▸ **INFORMATION SUPPLIED**
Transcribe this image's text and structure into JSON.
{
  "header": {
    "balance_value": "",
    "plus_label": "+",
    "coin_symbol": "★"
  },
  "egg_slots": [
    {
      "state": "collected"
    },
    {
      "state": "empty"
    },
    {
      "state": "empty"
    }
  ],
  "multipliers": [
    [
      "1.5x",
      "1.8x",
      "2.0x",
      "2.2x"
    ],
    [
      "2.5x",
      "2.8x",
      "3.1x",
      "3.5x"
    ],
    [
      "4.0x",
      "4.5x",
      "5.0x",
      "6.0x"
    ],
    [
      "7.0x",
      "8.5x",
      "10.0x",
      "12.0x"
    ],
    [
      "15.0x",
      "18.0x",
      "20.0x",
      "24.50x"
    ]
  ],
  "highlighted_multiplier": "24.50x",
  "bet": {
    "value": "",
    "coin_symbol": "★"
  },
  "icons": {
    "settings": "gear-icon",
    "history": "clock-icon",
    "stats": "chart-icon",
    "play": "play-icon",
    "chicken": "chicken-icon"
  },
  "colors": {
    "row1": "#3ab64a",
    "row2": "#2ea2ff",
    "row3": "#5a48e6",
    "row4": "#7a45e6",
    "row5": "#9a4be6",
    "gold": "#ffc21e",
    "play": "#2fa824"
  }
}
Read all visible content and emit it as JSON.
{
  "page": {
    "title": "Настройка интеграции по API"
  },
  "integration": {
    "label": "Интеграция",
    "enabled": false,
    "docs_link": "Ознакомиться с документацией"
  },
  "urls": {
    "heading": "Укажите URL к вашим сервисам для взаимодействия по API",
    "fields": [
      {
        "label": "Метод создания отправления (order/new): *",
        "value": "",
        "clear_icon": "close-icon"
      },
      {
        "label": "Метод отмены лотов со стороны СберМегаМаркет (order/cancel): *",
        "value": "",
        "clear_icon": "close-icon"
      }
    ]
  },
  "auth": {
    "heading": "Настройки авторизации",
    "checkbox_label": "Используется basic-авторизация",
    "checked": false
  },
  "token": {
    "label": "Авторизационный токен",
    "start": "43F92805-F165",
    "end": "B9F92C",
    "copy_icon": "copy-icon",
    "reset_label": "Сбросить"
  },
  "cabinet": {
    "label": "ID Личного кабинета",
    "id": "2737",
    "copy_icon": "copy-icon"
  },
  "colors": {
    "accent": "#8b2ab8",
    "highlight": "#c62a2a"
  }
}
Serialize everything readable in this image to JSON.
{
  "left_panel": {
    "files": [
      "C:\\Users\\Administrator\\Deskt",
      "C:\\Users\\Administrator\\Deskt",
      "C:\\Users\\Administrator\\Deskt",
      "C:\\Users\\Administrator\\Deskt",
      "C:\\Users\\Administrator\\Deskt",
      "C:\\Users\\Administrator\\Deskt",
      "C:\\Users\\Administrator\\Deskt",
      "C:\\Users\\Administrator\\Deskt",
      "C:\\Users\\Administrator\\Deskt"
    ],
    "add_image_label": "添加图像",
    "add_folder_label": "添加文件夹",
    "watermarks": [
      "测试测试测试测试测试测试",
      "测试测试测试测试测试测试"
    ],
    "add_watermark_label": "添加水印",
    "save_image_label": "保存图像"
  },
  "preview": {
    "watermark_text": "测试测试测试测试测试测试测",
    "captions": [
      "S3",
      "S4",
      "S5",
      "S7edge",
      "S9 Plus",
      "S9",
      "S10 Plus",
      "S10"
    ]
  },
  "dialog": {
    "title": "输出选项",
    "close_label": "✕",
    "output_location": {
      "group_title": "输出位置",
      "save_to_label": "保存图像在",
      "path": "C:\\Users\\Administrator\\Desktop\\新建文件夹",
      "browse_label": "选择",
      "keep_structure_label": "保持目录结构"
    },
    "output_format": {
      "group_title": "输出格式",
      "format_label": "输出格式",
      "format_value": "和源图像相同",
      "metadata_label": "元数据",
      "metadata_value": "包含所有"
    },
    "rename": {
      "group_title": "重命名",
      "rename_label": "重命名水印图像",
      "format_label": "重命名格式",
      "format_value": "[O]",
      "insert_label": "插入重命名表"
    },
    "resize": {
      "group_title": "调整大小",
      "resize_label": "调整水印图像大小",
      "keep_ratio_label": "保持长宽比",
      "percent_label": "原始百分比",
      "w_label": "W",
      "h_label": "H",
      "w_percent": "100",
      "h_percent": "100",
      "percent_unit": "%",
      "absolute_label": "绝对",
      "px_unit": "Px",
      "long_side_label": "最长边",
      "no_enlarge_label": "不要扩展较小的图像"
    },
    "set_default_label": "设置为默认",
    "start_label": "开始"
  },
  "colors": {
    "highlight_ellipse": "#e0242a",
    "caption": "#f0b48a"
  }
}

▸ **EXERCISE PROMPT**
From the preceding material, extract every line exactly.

▸ **TASK RESULT**
Transcribe this image's text and structure into JSON.
{
  "header": {
    "balance_value": "",
    "plus_label": "+",
    "coin_symbol": "★"
  },
  "egg_slots": [
    {
      "state": "collected"
    },
    {
      "state": "empty"
    },
    {
      "state": "empty"
    }
  ],
  "multipliers": [
    [
      "1.5x",
      "1.8x",
      "2.0x",
      "2.2x"
    ],
    [
      "2.5x",
      "2.8x",
      "3.1x",
      "3.5x"
    ],
    [
      "4.0x",
      "4.5x",
      "5.0x",
      "6.0x"
    ],
    [
      "7.0x",
      "8.5x",
      "10.0x",
      "12.0x"
    ],
    [
      "15.0x",
      "18.0x",
      "20.0x",
      "24.50x"
    ]
  ],
  "highlighted_multiplier": "24.50x",
  "bet": {
    "value": "",
    "coin_symbol": "★"
  },
  "icons": {
    "settings": "gear-icon",
    "history": "clock-icon",
    "stats": "chart-icon",
    "play": "play-icon",
    "chicken": "chicken-icon"
  },
  "colors": {
    "row1": "#3ab64a",
    "row2": "#2ea2ff",
    "row3": "#5a48e6",
    "row4": "#7a45e6",
    "row5": "#9a4be6",
    "gold": "#ffc21e",
    "play": "#2fa824"
  }
}
Read all visible content and emit it as JSON.
{
  "page": {
    "title": "Настройка интеграции по API"
  },
  "integration": {
    "label": "Интеграция",
    "enabled": false,
    "docs_link": "Ознакомиться с документацией"
  },
  "urls": {
    "heading": "Укажите URL к вашим сервисам для взаимодействия по API",
    "fields": [
      {
        "label": "Метод создания отправления (order/new): *",
        "value": "",
        "clear_icon": "close-icon"
      },
      {
        "label": "Метод отмены лотов со стороны СберМегаМаркет (order/cancel): *",
        "value": "",
        "clear_icon": "close-icon"
      }
    ]
  },
  "auth": {
    "heading": "Настройки авторизации",
    "checkbox_label": "Используется basic-авторизация",
    "checked": false
  },
  "token": {
    "label": "Авторизационный токен",
    "start": "43F92805-F165",
    "end": "B9F92C",
    "copy_icon": "copy-icon",
    "reset_label": "Сбросить"
  },
  "cabinet": {
    "label": "ID Личного кабинета",
    "id": "2737",
    "copy_icon": "copy-icon"
  },
  "colors": {
    "accent": "#8b2ab8",
    "highlight": "#c62a2a"
  }
}
Serialize everything readable in this image to JSON.
{
  "left_panel": {
    "files": [
      "C:\\Users\\Administrator\\Deskt",
      "C:\\Users\\Administrator\\Deskt",
      "C:\\Users\\Administrator\\Deskt",
      "C:\\Users\\Administrator\\Deskt",
      "C:\\Users\\Administrator\\Deskt",
      "C:\\Users\\Administrator\\Deskt",
      "C:\\Users\\Administrator\\Deskt",
      "C:\\Users\\Administrator\\Deskt",
      "C:\\Users\\Administrator\\Deskt"
    ],
    "add_image_label": "添加图像",
    "add_folder_label": "添加文件夹",
    "watermarks": [
      "测试测试测试测试测试测试",
      "测试测试测试测试测试测试"
    ],
    "add_watermark_label": "添加水印",
    "save_image_label": "保存图像"
  },
  "preview": {
    "watermark_text": "测试测试测试测试测试测试测",
    "captions": [
      "S3",
      "S4",
      "S5",
      "S7edge",
      "S9 Plus",
      "S9",
      "S10 Plus",
      "S10"
    ]
  },
  "dialog": {
    "title": "输出选项",
    "close_label": "✕",
    "output_location": {
      "group_title": "输出位置",
      "save_to_label": "保存图像在",
      "path": "C:\\Users\\Administrator\\Desktop\\新建文件夹",
      "browse_label": "选择",
      "keep_structure_label": "保持目录结构"
    },
    "output_format": {
      "group_title": "输出格式",
      "format_label": "输出格式",
      "format_value": "和源图像相同",
      "metadata_label": "元数据",
      "metadata_value": "包含所有"
    },
    "rename": {
      "group_title": "重命名",
      "rename_label": "重命名水印图像",
      "format_label": "重命名格式",
      "format_value": "[O]",
      "insert_label": "插入重命名表"
    },
    "resize": {
      "group_title": "调整大小",
      "resize_label": "调整水印图像大小",
      "keep_ratio_label": "保持长宽比",
      "percent_label": "原始百分比",
      "w_label": "W",
      "h_label": "H",
      "w_percent": "100",
      "h_percent": "100",
      "percent_unit": "%",
      "absolute_label": "绝对",
      "px_unit": "Px",
      "long_side_label": "最长边",
      "no_enlarge_label": "不要扩展较小的图像"
    },
    "set_default_label": "设置为默认",
    "start_label": "开始"
  },
  "colors": {
    "highlight_ellipse": "#e0242a",
    "caption": "#f0b48a"
  }
}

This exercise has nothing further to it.